The Emergence of a Collective Intelligence
Our knowledge of human beings is evidently insufficient. And the development of neurosciences is constantly shaking up our old beliefs. That’s how the Harvard Business Review recently relayed its research and further encouraged us to rethink leadership by suggesting that a group’s IQ depends largely on the quality of inter-personal relationships than on each person’s level of intelligence.
This means that it’s better to develop and to nurture team spirit rather than to depend on the IQ of each individual team member. This should become a leader’s focus from now on. In a world where volatility, uncertainty, complexity and ambiguity all distort our reference points, it is believed that collective intelligence, perfected, will enable us to take on new challenges. Why? Because even the most intelligent among us is limited by our own cognitive biases, our assumptions are so deeply rooted in our minds that we believe them to be rational and universal. The cognitive biases that we all carry within us can only be cancelled out when perspectives, talents, ideas and strengths are exchanged.
That may be the reason, at least in part, why cooperatives have been successful and enduring. Every survey conducted on the lifespan of various types of businesses has reached the same conclusion: Cooperatives are more durable enterprises. In fact, if any characteristic is more inherent to cooperatives it is its collective nature, which forces people and businesses to work together, as a group, to seek the opinions and advice of its members and to consider differing points of view.

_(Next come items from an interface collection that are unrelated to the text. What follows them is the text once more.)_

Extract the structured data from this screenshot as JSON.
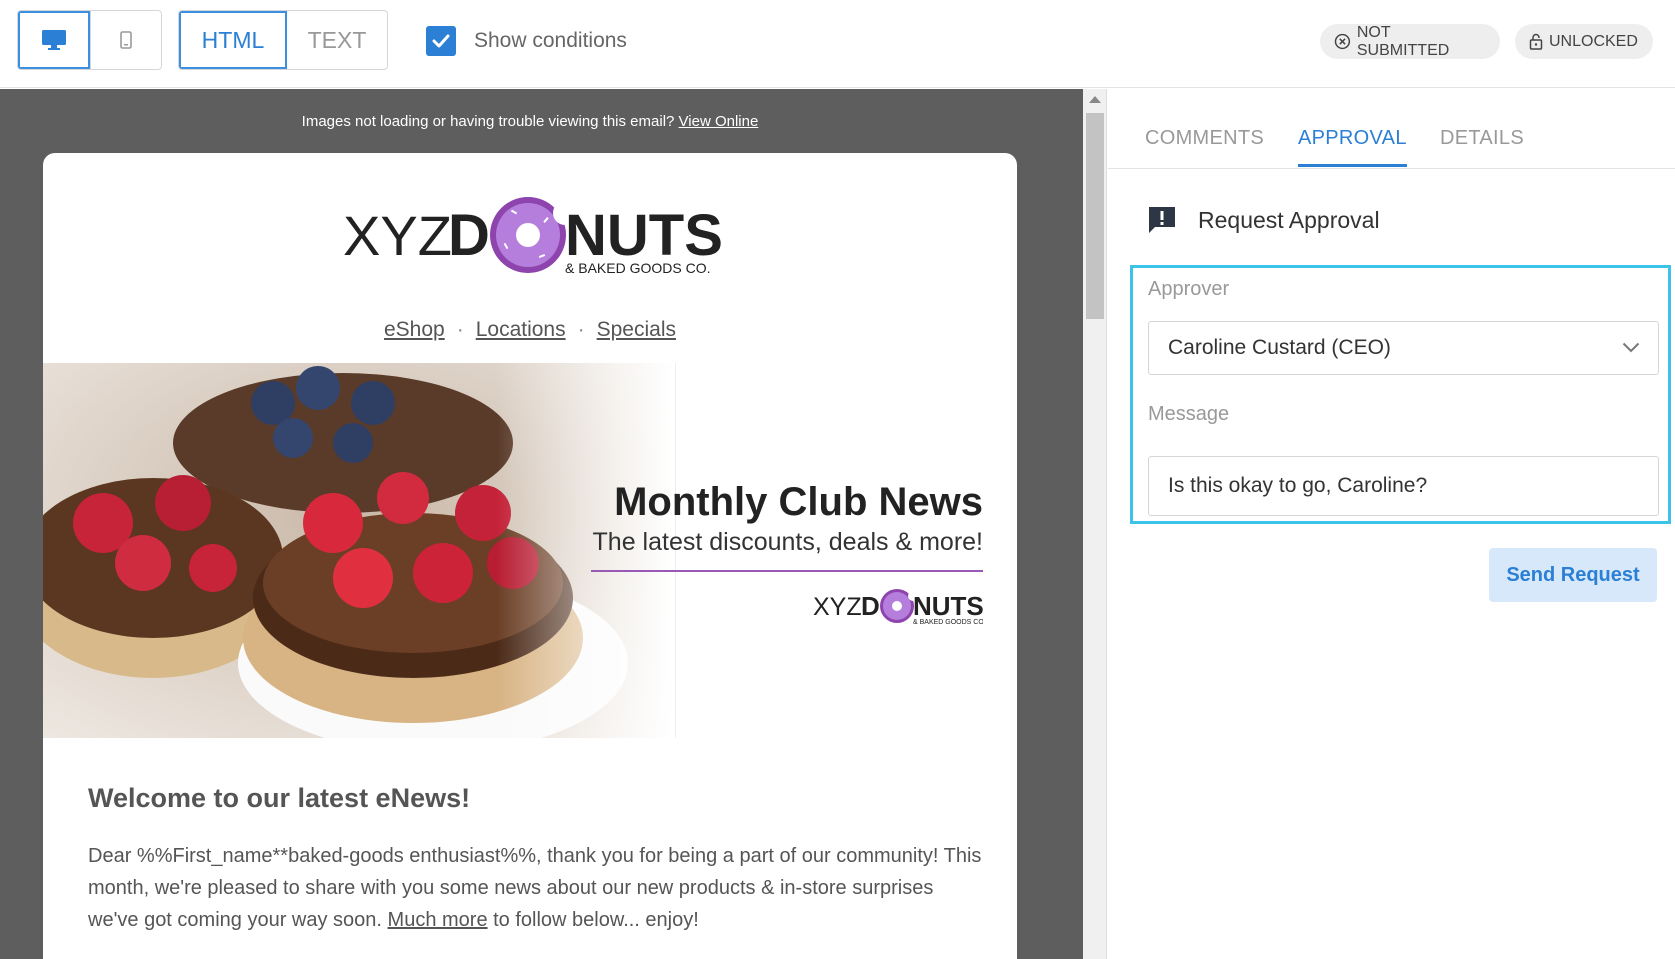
{
  "toolbar": {
    "device_options": [
      "desktop",
      "mobile"
    ],
    "format_html_label": "HTML",
    "format_text_label": "TEXT",
    "show_conditions_label": "Show conditions",
    "show_conditions_checked": true,
    "status_submitted": "NOT SUBMITTED",
    "status_lock": "UNLOCKED"
  },
  "preview": {
    "notice_text": "Images not loading or having trouble viewing this email? ",
    "notice_link": "View Online",
    "logo_text_xyz": "XYZ",
    "logo_text_donuts_d": "D",
    "logo_text_donuts_rest": "NUTS",
    "logo_tagline": "& BAKED GOODS CO.",
    "nav": [
      "eShop",
      "Locations",
      "Specials"
    ],
    "hero_title": "Monthly Club News",
    "hero_subtitle": "The latest discounts, deals & more!",
    "welcome_heading": "Welcome to our latest eNews!",
    "body_part1": "Dear %%First_name**baked-goods enthusiast%%, thank you for being a part of our community! This month, we're pleased to share with you some news about our new products & in-store surprises we've got coming your way soon. ",
    "body_link": "Much more",
    "body_part2": " to follow below... enjoy!"
  },
  "panel": {
    "tabs": [
      "COMMENTS",
      "APPROVAL",
      "DETAILS"
    ],
    "active_tab": "APPROVAL",
    "section_title": "Request Approval",
    "approver_label": "Approver",
    "approver_value": "Caroline Custard (CEO)",
    "message_label": "Message",
    "message_value": "Is this okay to go, Caroline?",
    "send_button": "Send Request"
  },
  "colors": {
    "accent": "#2b7fd4",
    "focus_border": "#3bc3ea",
    "donut_purple": "#8e44ad",
    "preview_bg": "#5e5e5e"
  }
}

However, a word of caution is in order: We can’t just put a group of people together and deem it an intelligent collective. Certain conditions apply. First, there needs to be diversity among members of the group to be able to benefit from its various talents and capabilities. Then, as the abovementioned research stated, work must be done on the group dynamic to create an environment that is both beneficial and pleasant, where everyone will feel at ease. Only then will collective intelligence emerge.
The notion of trust is indeed at the heart of collective intelligence. Trust is the element that keeps groupthink at bay. It’s so easy and comforting to share the same views as everyone else, to say the same things. However, trust is essential when expressing a different opinion or sharing a differing perspective, trust is fundamental to any authentic discussion that is free of judgement. Collective intelligence is not a random invention; it requires an investment of time, energy and even money.
As for cooperatives, we can only suppose that it is the quality of their associative life that releases the collective’s potential, by allowing members to get to know each other, to acknowledge and to trust each other, and to discuss issues that will eventually lead to an intelligent and enlightened decision. For some authors, developing dialogic capabilities also leads to the development of ethics. This framework seems very relevant to me because dialogue confronts cooperators with an ethical dilemma.
One of cooperation’s leading values is solidarity. We may be tempted to quiet our discordant voices with the belief that we are supporting our peers. But that would be an unfortunate shortcut. Another one of cooperation’s leading values comes into play in the course of a dialogue: Personal and mutual responsibility that demands courage to express one’s own point of view. It is in the course of a dialogue that we all have the responsibility of being authentic.
It is only later that solidarity can emerge. When everything will have been said and we will have considered every hypothesis, then a decision can be made. It will have been enlightened by intelligence and made in the interest of the common good. Only then, will the contribution of discordant voices, as well as all other voices, have clarified the issue and will people be able to demonstrate their solidarity.
We can’t win all the battles, but we can also contribute to the collective intelligence.